Raw meats such as mince easily spoil and can develop harmful bacteria so they should be avoided as well. Also, stay away from feeding birds milk and items high in salt because these can’t be processed by birds’ digestive systems.

Baked goods, potato chips and junk food is also off the menu for birds.

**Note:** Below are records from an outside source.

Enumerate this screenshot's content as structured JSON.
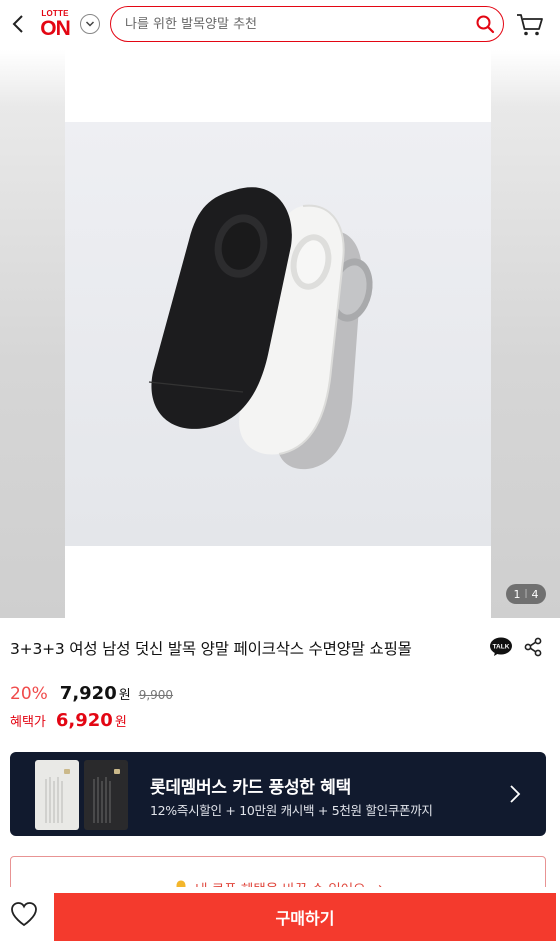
{
  "header": {
    "logo_top": "LOTTE",
    "logo_main": "ON",
    "search_placeholder": "나를 위한 발목양말 추천",
    "icons": [
      "back-arrow-icon",
      "chevron-down-icon",
      "search-icon",
      "cart-icon"
    ]
  },
  "gallery": {
    "current": "1",
    "separator": "|",
    "total": "4"
  },
  "product": {
    "title": "3+3+3 여성 남성 덧신 발목 양말 페이크삭스 수면양말 쇼핑몰",
    "discount": "20%",
    "price": "7,920",
    "won": "원",
    "original_price": "9,900",
    "benefit_label": "혜택가",
    "benefit_price": "6,920",
    "benefit_won": "원"
  },
  "card_banner": {
    "title": "롯데멤버스 카드 풍성한 혜택",
    "subtitle": "12%즉시할인 + 10만원 캐시백 + 5천원 할인쿠폰까지",
    "colors": {
      "background": "#111a2e"
    }
  },
  "coupon": {
    "text": "내 쿠폰 혜택을 바꿀 수 있어요",
    "arrow": "→"
  },
  "bottom_bar": {
    "buy_label": "구매하기",
    "colors": {
      "buy": "#f43a2d"
    }
  },
  "colors": {
    "brand": "#e30613",
    "discount": "#f04b4b"
  }
}
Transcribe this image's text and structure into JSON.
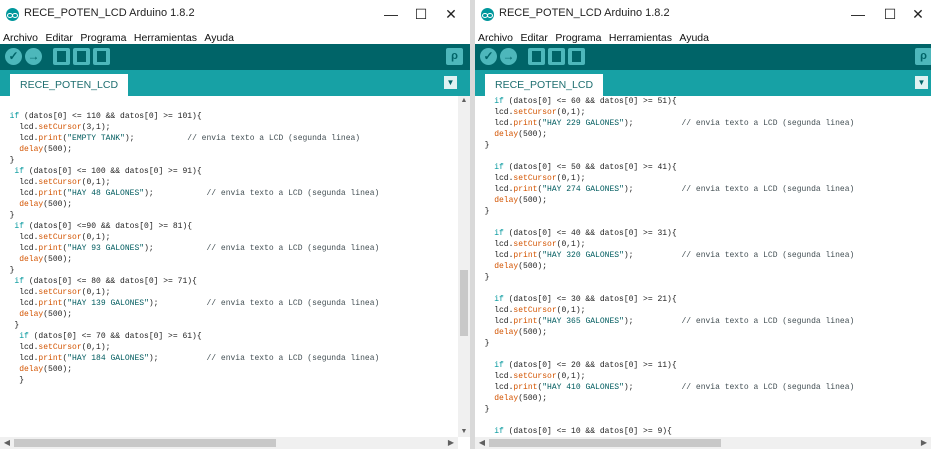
{
  "window_title": "RECE_POTEN_LCD Arduino 1.8.2",
  "window_controls": {
    "minimize": "—",
    "maximize": "☐",
    "close": "✕"
  },
  "menu": [
    "Archivo",
    "Editar",
    "Programa",
    "Herramientas",
    "Ayuda"
  ],
  "tab_label": "RECE_POTEN_LCD",
  "left_code": [
    "",
    "  if (datos[0] <= 110 && datos[0] >= 101){",
    "    lcd.setCursor(3,1);",
    "    lcd.print(\"EMPTY TANK\");           // envia texto a LCD (segunda linea)",
    "    delay(500);",
    "  }",
    "   if (datos[0] <= 100 && datos[0] >= 91){",
    "    lcd.setCursor(0,1);",
    "    lcd.print(\"HAY 48 GALONES\");           // envia texto a LCD (segunda linea)",
    "    delay(500);",
    "  }",
    "   if (datos[0] <=90 && datos[0] >= 81){",
    "    lcd.setCursor(0,1);",
    "    lcd.print(\"HAY 93 GALONES\");           // envia texto a LCD (segunda linea)",
    "    delay(500);",
    "  }",
    "   if (datos[0] <= 80 && datos[0] >= 71){",
    "    lcd.setCursor(0,1);",
    "    lcd.print(\"HAY 139 GALONES\");          // envia texto a LCD (segunda linea)",
    "    delay(500);",
    "   }",
    "    if (datos[0] <= 70 && datos[0] >= 61){",
    "    lcd.setCursor(0,1);",
    "    lcd.print(\"HAY 184 GALONES\");          // envia texto a LCD (segunda linea)",
    "    delay(500);",
    "    }"
  ],
  "right_code": [
    "    if (datos[0] <= 60 && datos[0] >= 51){",
    "    lcd.setCursor(0,1);",
    "    lcd.print(\"HAY 229 GALONES\");          // envia texto a LCD (segunda linea)",
    "    delay(500);",
    "  }",
    "",
    "    if (datos[0] <= 50 && datos[0] >= 41){",
    "    lcd.setCursor(0,1);",
    "    lcd.print(\"HAY 274 GALONES\");          // envia texto a LCD (segunda linea)",
    "    delay(500);",
    "  }",
    "",
    "    if (datos[0] <= 40 && datos[0] >= 31){",
    "    lcd.setCursor(0,1);",
    "    lcd.print(\"HAY 320 GALONES\");          // envia texto a LCD (segunda linea)",
    "    delay(500);",
    "  }",
    "",
    "    if (datos[0] <= 30 && datos[0] >= 21){",
    "    lcd.setCursor(0,1);",
    "    lcd.print(\"HAY 365 GALONES\");          // envia texto a LCD (segunda linea)",
    "    delay(500);",
    "  }",
    "",
    "    if (datos[0] <= 20 && datos[0] >= 11){",
    "    lcd.setCursor(0,1);",
    "    lcd.print(\"HAY 410 GALONES\");          // envia texto a LCD (segunda linea)",
    "    delay(500);",
    "  }",
    "",
    "    if (datos[0] <= 10 && datos[0] >= 9){"
  ],
  "colors": {
    "toolbar": "#006468",
    "tabbar": "#17a1a5",
    "button": "#4db7bb",
    "keyword": "#00979c",
    "function": "#d35400",
    "string": "#005c5f",
    "comment": "#434f54"
  }
}
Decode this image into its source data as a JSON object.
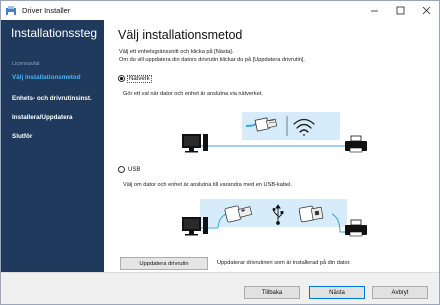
{
  "window": {
    "title": "Driver Installer"
  },
  "sidebar": {
    "title": "Installationssteg",
    "subtitle": "Licensavtal",
    "steps": [
      {
        "label": "Välj installationsmetod",
        "active": true
      },
      {
        "label": "Enhets- och drivrutinsinst.",
        "active": false
      },
      {
        "label": "Installera/Uppdatera",
        "active": false
      },
      {
        "label": "Slutför",
        "active": false
      }
    ]
  },
  "main": {
    "title": "Välj installationsmetod",
    "intro_line1": "Välj ett enhetsgränssnitt och klicka på [Nästa].",
    "intro_line2": "Om du vill uppdatera din dators drivrutin klickar du på [Uppdatera drivrutin].",
    "options": {
      "network": {
        "label": "Nätverk",
        "selected": true,
        "description": "Gör ett val när dator och enhet är anslutna via nätverket."
      },
      "usb": {
        "label": "USB",
        "selected": false,
        "description": "Välj om dator och enhet är anslutna till varandra med en USB-kabel."
      }
    },
    "update_button": "Uppdatera drivrutin",
    "update_note": "Uppdaterar drivrutinen som är installerad på din dator."
  },
  "footer": {
    "back": "Tillbaka",
    "next": "Nästa",
    "cancel": "Avbryt"
  },
  "colors": {
    "sidebar_bg": "#1f3a5c",
    "active_step": "#47b3ff",
    "network_line": "#3aa3e3",
    "illustration_panel": "#d6ecfa"
  }
}
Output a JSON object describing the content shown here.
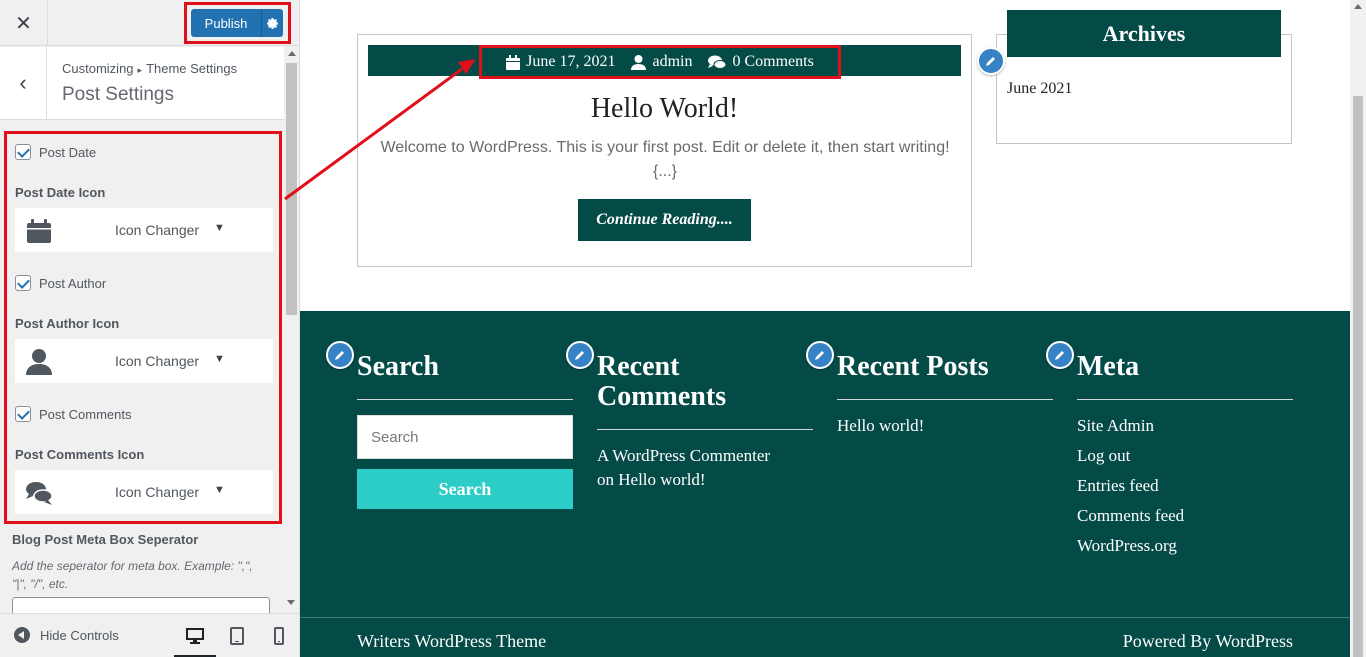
{
  "customizer": {
    "close_icon": "close-icon",
    "publish_label": "Publish",
    "breadcrumb": {
      "parent": "Customizing",
      "separator": "▸",
      "current": "Theme Settings"
    },
    "section_title": "Post Settings",
    "controls": {
      "post_date": {
        "checkbox_label": "Post Date",
        "checked": true,
        "icon_label": "Post Date Icon",
        "icon": "calendar-icon",
        "changer_label": "Icon Changer"
      },
      "post_author": {
        "checkbox_label": "Post Author",
        "checked": true,
        "icon_label": "Post Author Icon",
        "icon": "user-icon",
        "changer_label": "Icon Changer"
      },
      "post_comments": {
        "checkbox_label": "Post Comments",
        "checked": true,
        "icon_label": "Post Comments Icon",
        "icon": "comments-icon",
        "changer_label": "Icon Changer"
      }
    },
    "meta_separator": {
      "label": "Blog Post Meta Box Seperator",
      "description": "Add the seperator for meta box. Example: \",\", \"|\", \"/\", etc.",
      "value": ""
    },
    "footer": {
      "hide_controls": "Hide Controls",
      "devices": [
        "desktop-icon",
        "tablet-icon",
        "mobile-icon"
      ],
      "active_device": "desktop"
    }
  },
  "preview": {
    "post": {
      "meta": {
        "date": "June 17, 2021",
        "author": "admin",
        "comments": "0 Comments"
      },
      "title": "Hello World!",
      "excerpt": "Welcome to WordPress. This is your first post. Edit or delete it, then start writing! {...}",
      "read_more": "Continue Reading...."
    },
    "archives": {
      "title": "Archives",
      "items": [
        "June 2021"
      ]
    },
    "footer_widgets": {
      "search": {
        "title": "Search",
        "placeholder": "Search",
        "button": "Search"
      },
      "recent_comments": {
        "title": "Recent Comments",
        "title_line1": "Recent",
        "title_line2": "Comments",
        "items": [
          "A WordPress Commenter on Hello world!"
        ],
        "line1": "A WordPress Commenter",
        "line2": "on Hello world!"
      },
      "recent_posts": {
        "title": "Recent Posts",
        "items": [
          "Hello world!"
        ]
      },
      "meta": {
        "title": "Meta",
        "items": [
          "Site Admin",
          "Log out",
          "Entries feed",
          "Comments feed",
          "WordPress.org"
        ]
      }
    },
    "site_footer": {
      "left": "Writers WordPress Theme",
      "right": "Powered By WordPress"
    }
  },
  "colors": {
    "brand_dark_green": "#044b47",
    "search_button": "#2ccdc6",
    "wp_blue": "#2271b1",
    "highlight_red": "#e0101a",
    "edit_shortcut_blue": "#3582c4"
  }
}
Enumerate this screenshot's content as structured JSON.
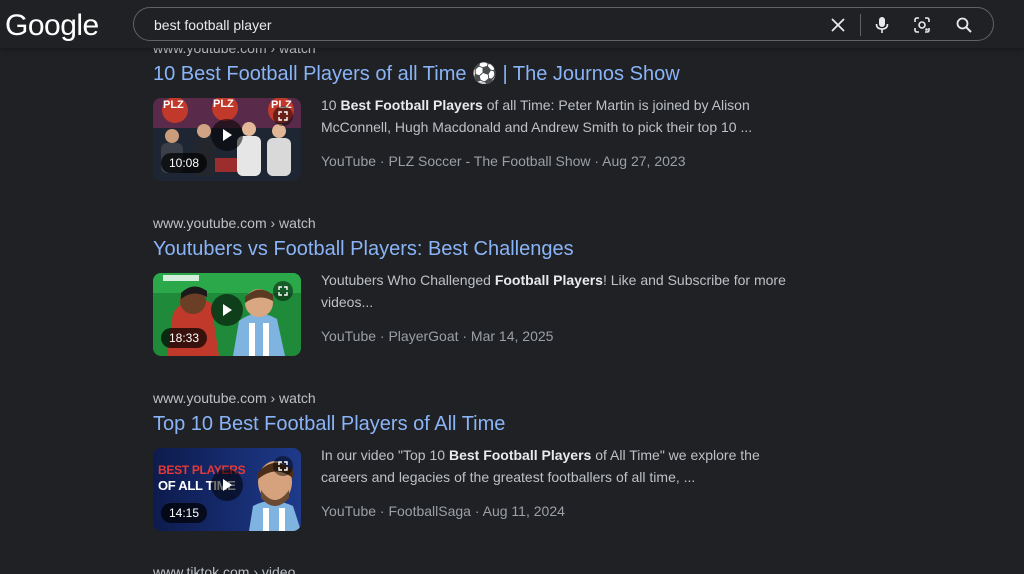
{
  "header": {
    "logo": "Google",
    "query": "best football player",
    "icons": [
      "clear-icon",
      "mic-icon",
      "lens-icon",
      "search-icon"
    ]
  },
  "top_partial_cite": "www.youtube.com › watch",
  "results": [
    {
      "cite": "www.youtube.com › watch",
      "title": "10 Best Football Players of all Time ⚽ | The Journos Show",
      "snippet_parts": [
        "10 ",
        "Best Football Players",
        " of all Time: Peter Martin is joined by Alison McConnell, Hugh Macdonald and Andrew Smith to pick their top 10 ..."
      ],
      "duration": "10:08",
      "thumb_logo": "PLZ",
      "meta": "YouTube · PLZ Soccer - The Football Show · Aug 27, 2023"
    },
    {
      "cite": "www.youtube.com › watch",
      "title": "Youtubers vs Football Players: Best Challenges",
      "snippet_parts": [
        "Youtubers Who Challenged ",
        "Football Players",
        "! Like and Subscribe for more videos..."
      ],
      "duration": "18:33",
      "meta": "YouTube · PlayerGoat · Mar 14, 2025"
    },
    {
      "cite": "www.youtube.com › watch",
      "title": "Top 10 Best Football Players of All Time",
      "snippet_parts": [
        "In our video \"Top 10 ",
        "Best Football Players",
        " of All Time\" we explore the careers and legacies of the greatest footballers of all time, ..."
      ],
      "duration": "14:15",
      "thumb_line1": "BEST PLAYERS",
      "thumb_line2": "OF ALL TIME",
      "meta": "YouTube · FootballSaga · Aug 11, 2024"
    }
  ],
  "bottom_partial_cite": "www.tiktok.com › video",
  "colors": {
    "background": "#202124",
    "link": "#8ab4f8",
    "text": "#bdc1c6",
    "muted": "#9aa0a6"
  }
}
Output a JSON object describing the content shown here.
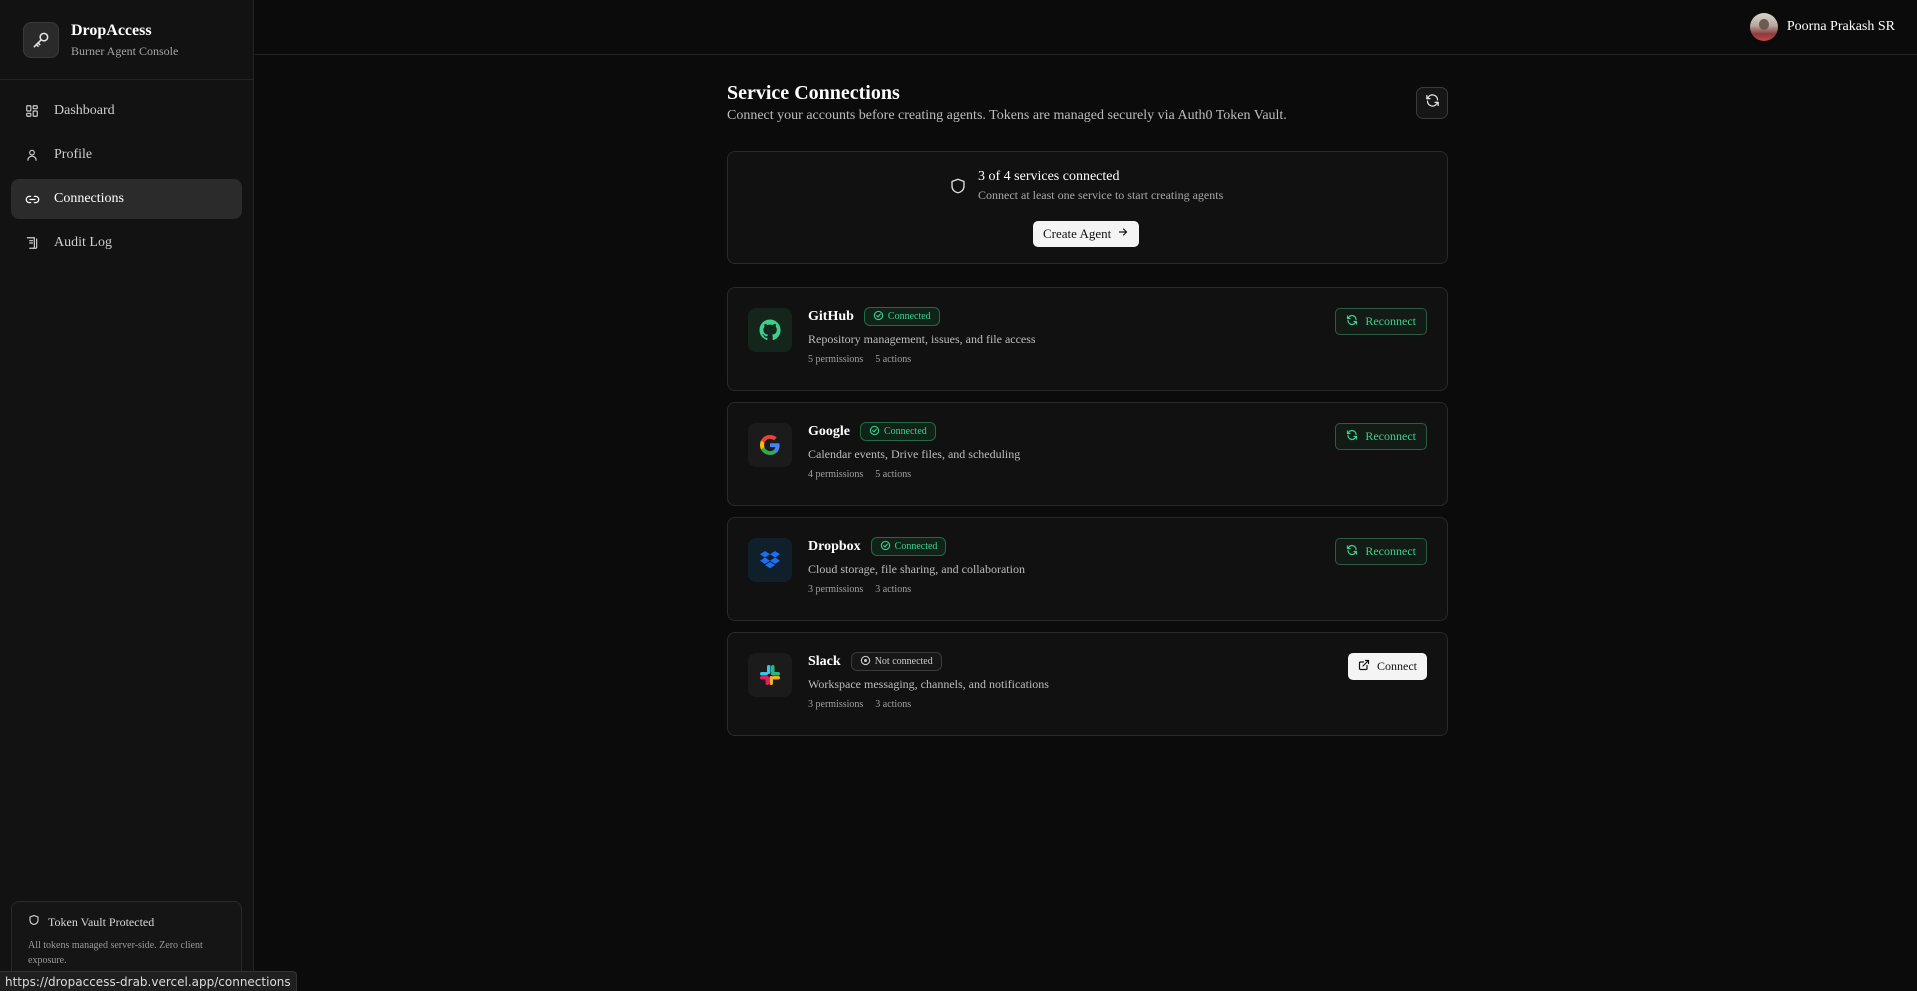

What do you think about feeding to native wildlife? do you feed any native birds?